» **Information provided**:
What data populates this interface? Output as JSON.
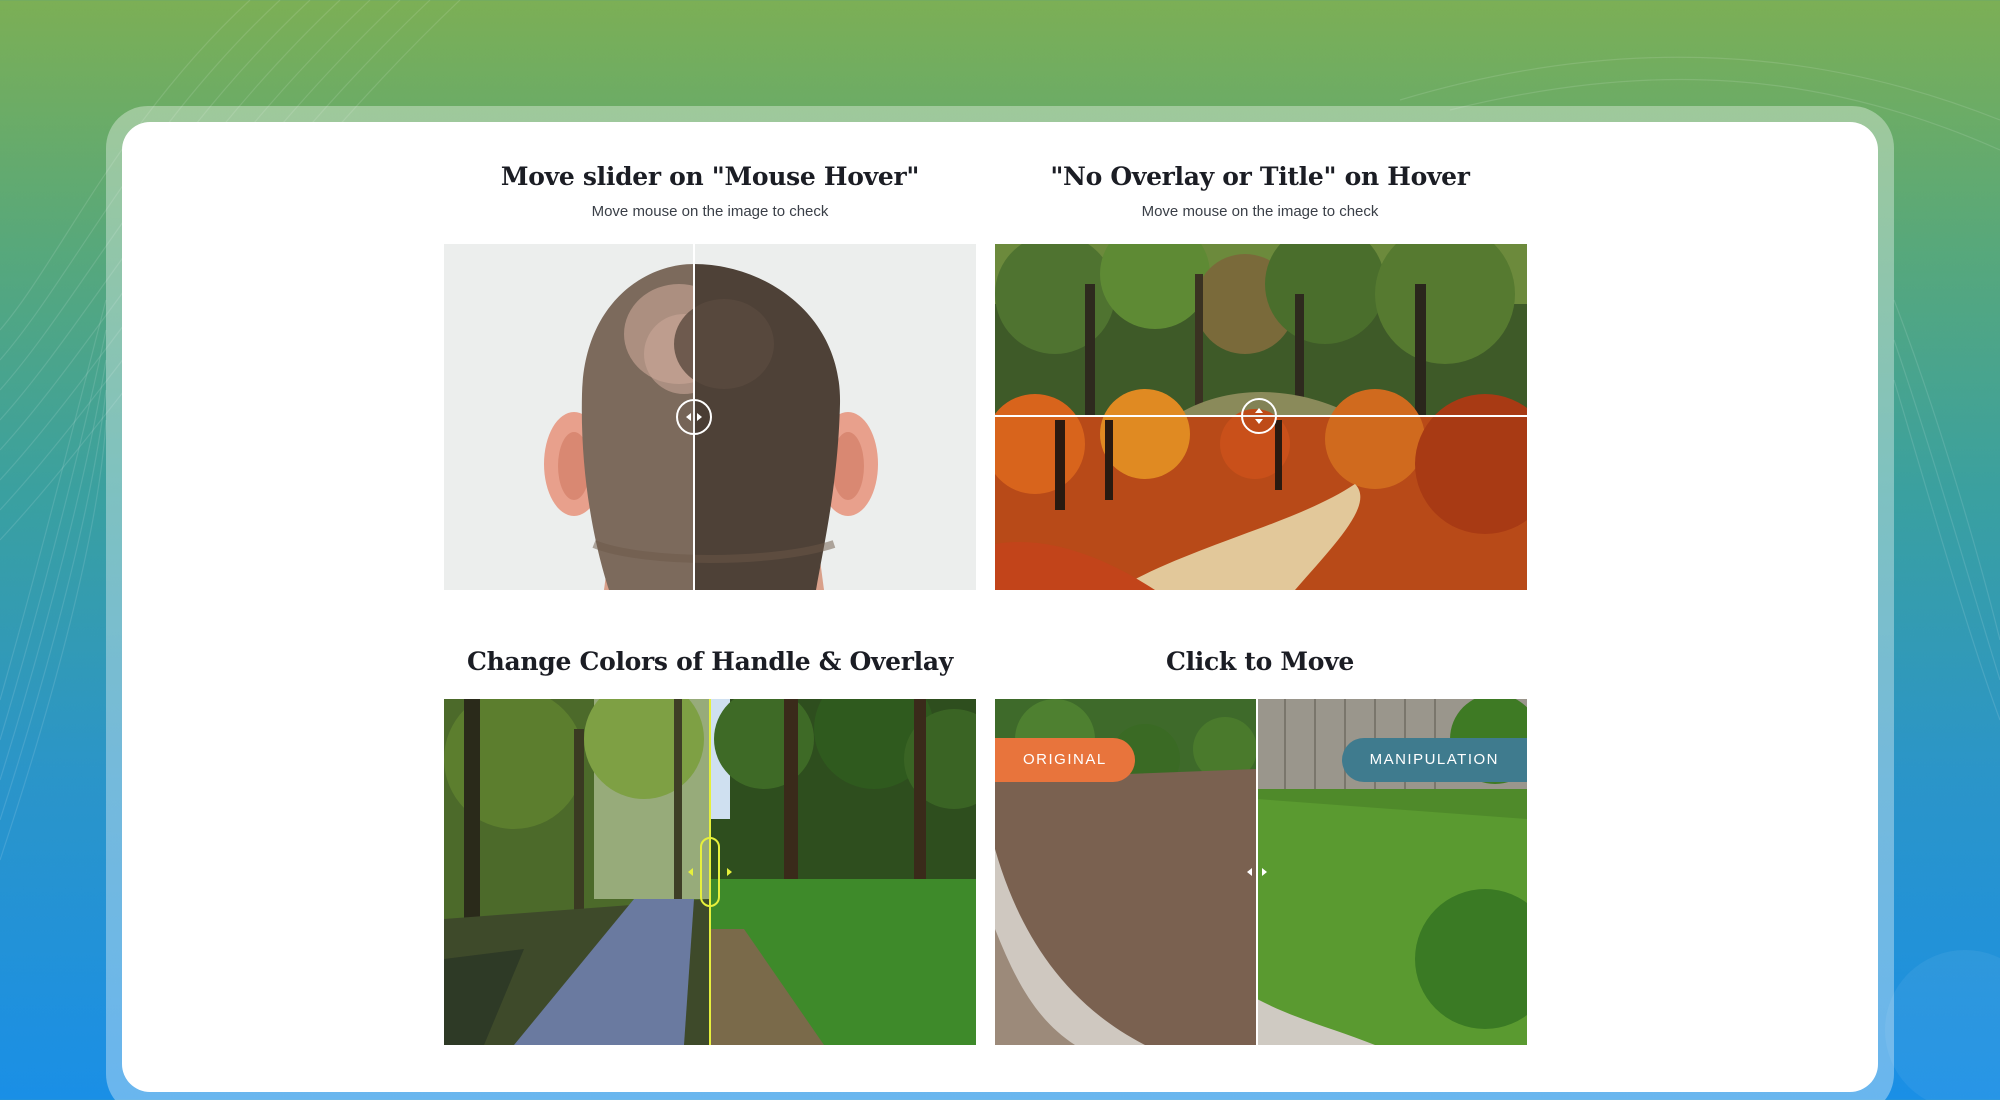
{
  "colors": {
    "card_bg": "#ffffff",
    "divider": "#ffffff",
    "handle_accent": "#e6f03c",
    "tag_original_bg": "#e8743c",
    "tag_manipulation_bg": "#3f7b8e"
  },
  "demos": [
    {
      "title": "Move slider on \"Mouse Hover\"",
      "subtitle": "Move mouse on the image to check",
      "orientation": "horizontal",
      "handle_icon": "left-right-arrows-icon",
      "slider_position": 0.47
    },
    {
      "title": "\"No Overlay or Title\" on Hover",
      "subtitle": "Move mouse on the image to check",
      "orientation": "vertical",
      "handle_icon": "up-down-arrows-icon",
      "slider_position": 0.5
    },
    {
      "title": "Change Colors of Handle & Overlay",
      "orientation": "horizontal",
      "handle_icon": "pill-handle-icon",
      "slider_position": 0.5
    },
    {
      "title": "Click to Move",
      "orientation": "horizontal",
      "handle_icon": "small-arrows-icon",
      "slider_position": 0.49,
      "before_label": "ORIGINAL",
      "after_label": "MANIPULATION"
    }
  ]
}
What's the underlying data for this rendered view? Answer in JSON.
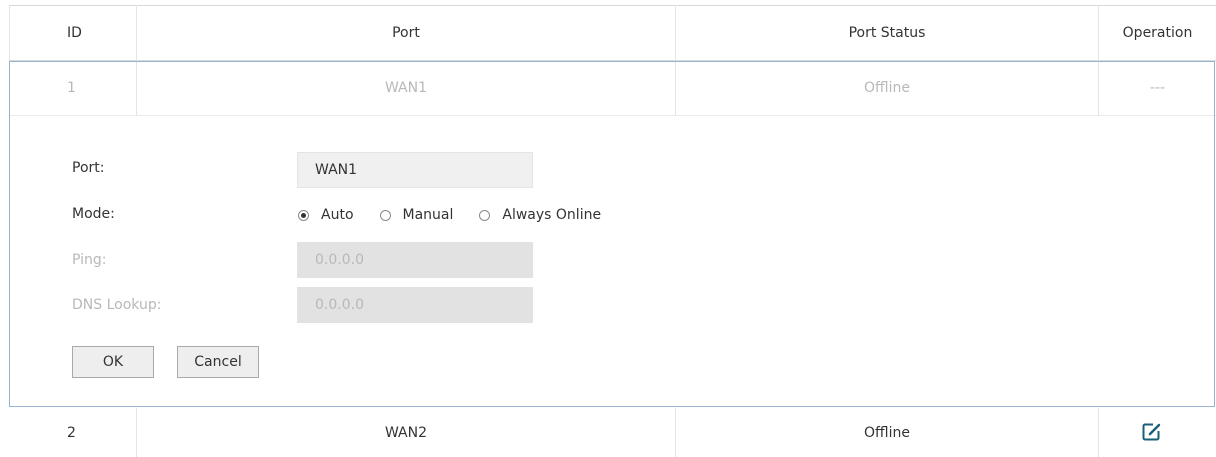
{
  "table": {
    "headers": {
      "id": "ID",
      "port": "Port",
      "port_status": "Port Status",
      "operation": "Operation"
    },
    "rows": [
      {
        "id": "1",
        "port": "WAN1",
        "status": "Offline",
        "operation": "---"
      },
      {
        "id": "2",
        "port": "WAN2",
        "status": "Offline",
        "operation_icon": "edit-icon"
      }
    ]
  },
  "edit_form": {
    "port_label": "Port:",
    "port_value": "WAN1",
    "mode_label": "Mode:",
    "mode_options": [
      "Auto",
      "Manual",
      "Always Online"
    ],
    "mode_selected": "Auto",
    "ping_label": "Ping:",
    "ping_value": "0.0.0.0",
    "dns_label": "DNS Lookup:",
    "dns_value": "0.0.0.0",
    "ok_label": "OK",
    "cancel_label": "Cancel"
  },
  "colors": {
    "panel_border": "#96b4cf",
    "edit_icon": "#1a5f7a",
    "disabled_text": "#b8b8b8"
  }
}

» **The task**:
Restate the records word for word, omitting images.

» **Answer section**:
What data populates this interface? Output as JSON.
{
  "colors": {
    "card_bg": "#ffffff",
    "divider": "#ffffff",
    "handle_accent": "#e6f03c",
    "tag_original_bg": "#e8743c",
    "tag_manipulation_bg": "#3f7b8e"
  },
  "demos": [
    {
      "title": "Move slider on \"Mouse Hover\"",
      "subtitle": "Move mouse on the image to check",
      "orientation": "horizontal",
      "handle_icon": "left-right-arrows-icon",
      "slider_position": 0.47
    },
    {
      "title": "\"No Overlay or Title\" on Hover",
      "subtitle": "Move mouse on the image to check",
      "orientation": "vertical",
      "handle_icon": "up-down-arrows-icon",
      "slider_position": 0.5
    },
    {
      "title": "Change Colors of Handle & Overlay",
      "orientation": "horizontal",
      "handle_icon": "pill-handle-icon",
      "slider_position": 0.5
    },
    {
      "title": "Click to Move",
      "orientation": "horizontal",
      "handle_icon": "small-arrows-icon",
      "slider_position": 0.49,
      "before_label": "ORIGINAL",
      "after_label": "MANIPULATION"
    }
  ]
}
What's the underlying data for this rendered view? Answer in JSON.
{
  "table": {
    "headers": {
      "id": "ID",
      "port": "Port",
      "port_status": "Port Status",
      "operation": "Operation"
    },
    "rows": [
      {
        "id": "1",
        "port": "WAN1",
        "status": "Offline",
        "operation": "---"
      },
      {
        "id": "2",
        "port": "WAN2",
        "status": "Offline",
        "operation_icon": "edit-icon"
      }
    ]
  },
  "edit_form": {
    "port_label": "Port:",
    "port_value": "WAN1",
    "mode_label": "Mode:",
    "mode_options": [
      "Auto",
      "Manual",
      "Always Online"
    ],
    "mode_selected": "Auto",
    "ping_label": "Ping:",
    "ping_value": "0.0.0.0",
    "dns_label": "DNS Lookup:",
    "dns_value": "0.0.0.0",
    "ok_label": "OK",
    "cancel_label": "Cancel"
  },
  "colors": {
    "panel_border": "#96b4cf",
    "edit_icon": "#1a5f7a",
    "disabled_text": "#b8b8b8"
  }
}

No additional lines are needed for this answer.